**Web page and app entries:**
BEGIN

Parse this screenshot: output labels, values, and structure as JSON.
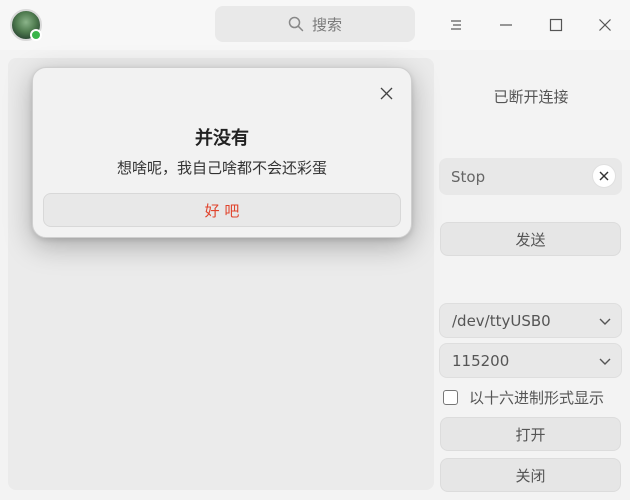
{
  "titlebar": {
    "search_placeholder": "搜索",
    "icons": [
      "app-icon",
      "search-icon",
      "menu-icon",
      "minimize-icon",
      "maximize-icon",
      "close-icon"
    ]
  },
  "right_panel": {
    "status": "已断开连接",
    "send_input_value": "Stop",
    "send_button": "发送",
    "port_select": "/dev/ttyUSB0",
    "baud_select": "115200",
    "hex_checkbox_label": "以十六进制形式显示",
    "hex_checked": false,
    "open_button": "打开",
    "close_button": "关闭"
  },
  "dialog": {
    "title": "并没有",
    "message": "想啥呢，我自己啥都不会还彩蛋",
    "confirm_button": "好 吧",
    "confirm_color": "#e0432c"
  }
}
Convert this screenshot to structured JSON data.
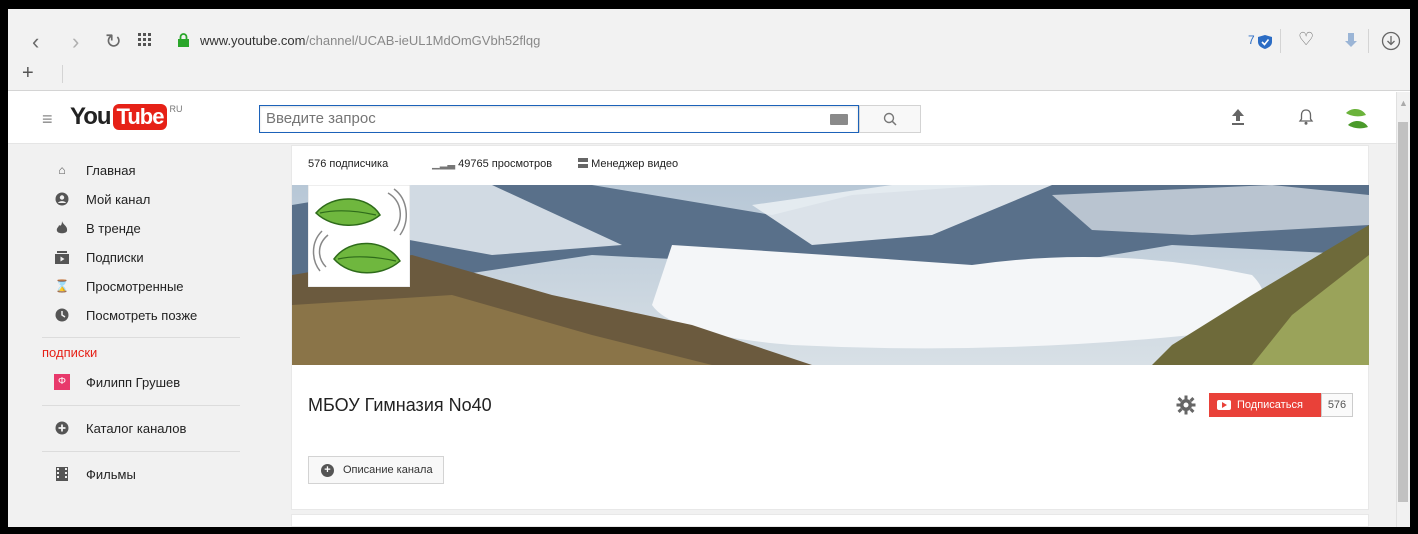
{
  "browser": {
    "url_domain": "www.youtube.com",
    "url_path": "/channel/UCAB-ieUL1MdOmGVbh52flqg",
    "badge_count": "7"
  },
  "masthead": {
    "logo_you": "You",
    "logo_tube": "Tube",
    "logo_region": "RU",
    "search_placeholder": "Введите запрос"
  },
  "sidebar": {
    "items": [
      {
        "label": "Главная",
        "icon": "home-icon"
      },
      {
        "label": "Мой канал",
        "icon": "person-icon"
      },
      {
        "label": "В тренде",
        "icon": "flame-icon"
      },
      {
        "label": "Подписки",
        "icon": "subscriptions-icon"
      },
      {
        "label": "Просмотренные",
        "icon": "hourglass-icon"
      },
      {
        "label": "Посмотреть позже",
        "icon": "clock-icon"
      }
    ],
    "subscriptions_heading": "подписки",
    "subscriptions": [
      {
        "label": "Филипп Грушев",
        "icon_color": "#e8396b"
      }
    ],
    "catalog_label": "Каталог каналов",
    "movies_label": "Фильмы"
  },
  "channel": {
    "subscribers": "576 подписчика",
    "views": "49765 просмотров",
    "video_manager": "Менеджер видео",
    "name": "МБОУ Гимназия No40",
    "subscribe_label": "Подписаться",
    "subscribe_count": "576",
    "description_button": "Описание канала"
  },
  "colors": {
    "brand_red": "#e62117",
    "search_border": "#1c62b9"
  }
}
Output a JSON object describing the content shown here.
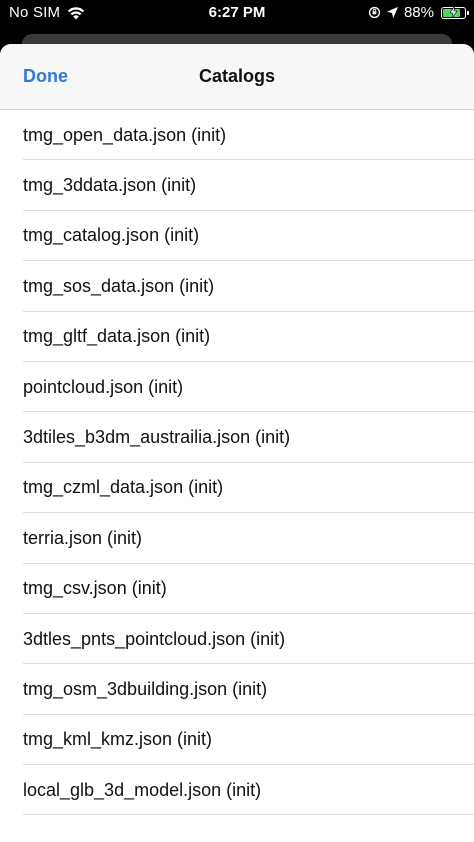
{
  "status_bar": {
    "carrier": "No SIM",
    "time": "6:27 PM",
    "battery_percent": "88%",
    "battery_level": 0.88,
    "icons": [
      "wifi-icon",
      "orientation-lock-icon",
      "location-arrow-icon",
      "battery-charging-icon"
    ]
  },
  "nav": {
    "done_label": "Done",
    "title": "Catalogs"
  },
  "catalogs": [
    "tmg_open_data.json (init)",
    "tmg_3ddata.json (init)",
    "tmg_catalog.json (init)",
    "tmg_sos_data.json (init)",
    "tmg_gltf_data.json (init)",
    "pointcloud.json (init)",
    "3dtiles_b3dm_austrailia.json (init)",
    "tmg_czml_data.json (init)",
    "terria.json (init)",
    "tmg_csv.json (init)",
    "3dtles_pnts_pointcloud.json (init)",
    "tmg_osm_3dbuilding.json (init)",
    "tmg_kml_kmz.json (init)",
    "local_glb_3d_model.json (init)"
  ],
  "colors": {
    "accent": "#2f7bd4",
    "battery": "#4cd964"
  }
}
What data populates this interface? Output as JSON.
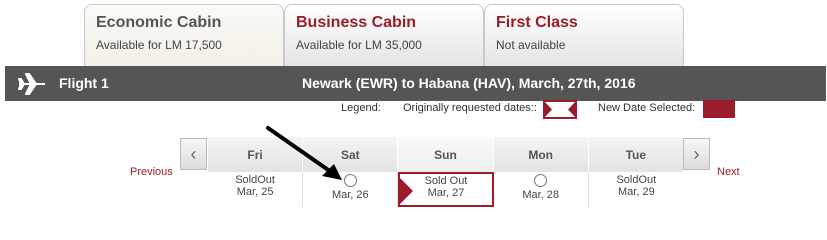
{
  "tabs": [
    {
      "title": "Economic Cabin",
      "subtitle": "Available for LM 17,500",
      "active": true
    },
    {
      "title": "Business Cabin",
      "subtitle": "Available for LM 35,000",
      "active": false
    },
    {
      "title": "First Class",
      "subtitle": "Not available",
      "active": false
    }
  ],
  "flight": {
    "label": "Flight 1",
    "route": "Newark (EWR) to Habana (HAV), March, 27th, 2016",
    "icon": "airplane-icon"
  },
  "legend": {
    "label": "Legend:",
    "original": "Originally requested dates::",
    "new": "New Date Selected:"
  },
  "nav": {
    "previous": "Previous",
    "next": "Next"
  },
  "days": [
    {
      "name": "Fri",
      "status": "SoldOut",
      "date": "Mar, 25"
    },
    {
      "name": "Sat",
      "status": "",
      "date": "Mar, 26"
    },
    {
      "name": "Sun",
      "status": "Sold Out",
      "date": "Mar, 27"
    },
    {
      "name": "Mon",
      "status": "",
      "date": "Mar, 28"
    },
    {
      "name": "Tue",
      "status": "SoldOut",
      "date": "Mar, 29"
    }
  ],
  "colors": {
    "accent": "#9b1d2c",
    "bar": "#555555"
  }
}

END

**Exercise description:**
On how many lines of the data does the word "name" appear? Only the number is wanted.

**Final answer:**
6